Sometimes during sessions with writers and producers, I feel I can’t open up completely, and it’s difficult to be raw enough to share my feelings. I’ve created some great tracks from sessions like those, but they’re not my favourite environments – they can be tough. Collaborating with other artists is more fun.
As well as the single and those upcoming collaborations, there’s also an EP in the offing. Could you tell us a little bit about it?
It’s been a lot of preparation. The EP really came together in lockdown when I was in a mindset of, “Wow, is this life now? Is this what our time on Earth is going to be about, a pandemic?” I thought it was ironic since we’re the generation with the internet and the quest for quick-fame, the XFactor and the influencers. It seemed funny to me that this was what we’d be remembered for in the end. So, I called the EP ‘I told you we’d be famous’.

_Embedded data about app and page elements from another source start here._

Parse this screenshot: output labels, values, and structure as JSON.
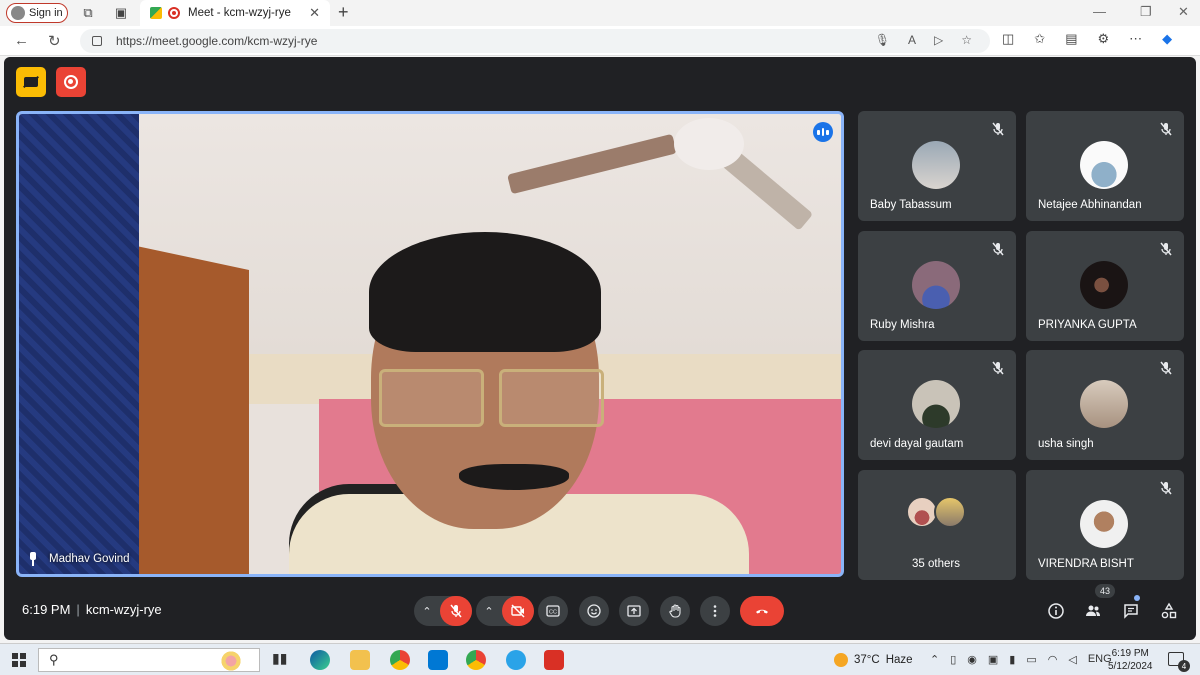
{
  "browser": {
    "signin_label": "Sign in",
    "tab_title": "Meet - kcm-wzyj-rye",
    "url": "https://meet.google.com/kcm-wzyj-rye"
  },
  "meet": {
    "main_speaker": "Madhav Govind",
    "participants": [
      {
        "name": "Baby Tabassum",
        "muted": true,
        "avatar_color": "#8a9aa8"
      },
      {
        "name": "Netajee Abhinandan",
        "muted": true,
        "avatar_color": "#f2f2f2"
      },
      {
        "name": "Ruby Mishra",
        "muted": true,
        "avatar_color": "#7a5a8a"
      },
      {
        "name": "PRIYANKA GUPTA",
        "muted": true,
        "avatar_color": "#2a2020"
      },
      {
        "name": "devi dayal gautam",
        "muted": true,
        "avatar_color": "#5a6a58"
      },
      {
        "name": "usha singh",
        "muted": true,
        "avatar_color": "#c9b8a8"
      },
      {
        "name": "35 others",
        "muted": false,
        "avatar_color": "#c06a6a"
      },
      {
        "name": "VIRENDRA BISHT",
        "muted": true,
        "avatar_color": "#eeeeee"
      }
    ],
    "time": "6:19 PM",
    "meeting_code": "kcm-wzyj-rye",
    "participant_count": "43"
  },
  "taskbar": {
    "weather_temp": "37°C",
    "weather_desc": "Haze",
    "language": "ENG",
    "clock_time": "6:19 PM",
    "clock_date": "5/12/2024",
    "notification_count": "4"
  },
  "colors": {
    "meet_bg": "#202124",
    "tile_bg": "#3c4043",
    "red_accent": "#ea4335",
    "active_border": "#8ab4f8"
  }
}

The EP explores the mindset of faded youth and feeling hard done by because growing up isn’t what you expected. The property ladder is out of reach, the world is always ending, jobs are scarce, and things look pretty grim. It’s a look into what we do to mask the hurt and fear, the party culture remedy, the contradictions we make and how our morals become questionable. It’s in the form of electronic R&B, and I’ve taken production influences from artists such as James Blake, Frank Ocean and Kehlani.
When your listeners finally hear the upcoming single and EP, what do you want it to make them feel? What’s your goal with music?
I want them to feel like it’s cherry on top of a vibey night. The mood lighting is set, drinks are poured, the couch is cosy, and you just put the music on and think, “this is amazing.”
My goal with music is always to move people, make their feelings inside shift and make them take a moment to themselves.
What else can people expect from you in 2022? What’s next for RAHH?
We have an exciting Augmented Reality project which goes out alongside the EP, which is set to release just before summer. There are vinyls and sustainable merchandise coming too, and you’ll see me hitting some festivals this year as well as releasing those collaborations I spoke of earlier! Loads of good stuff, so stay tuned!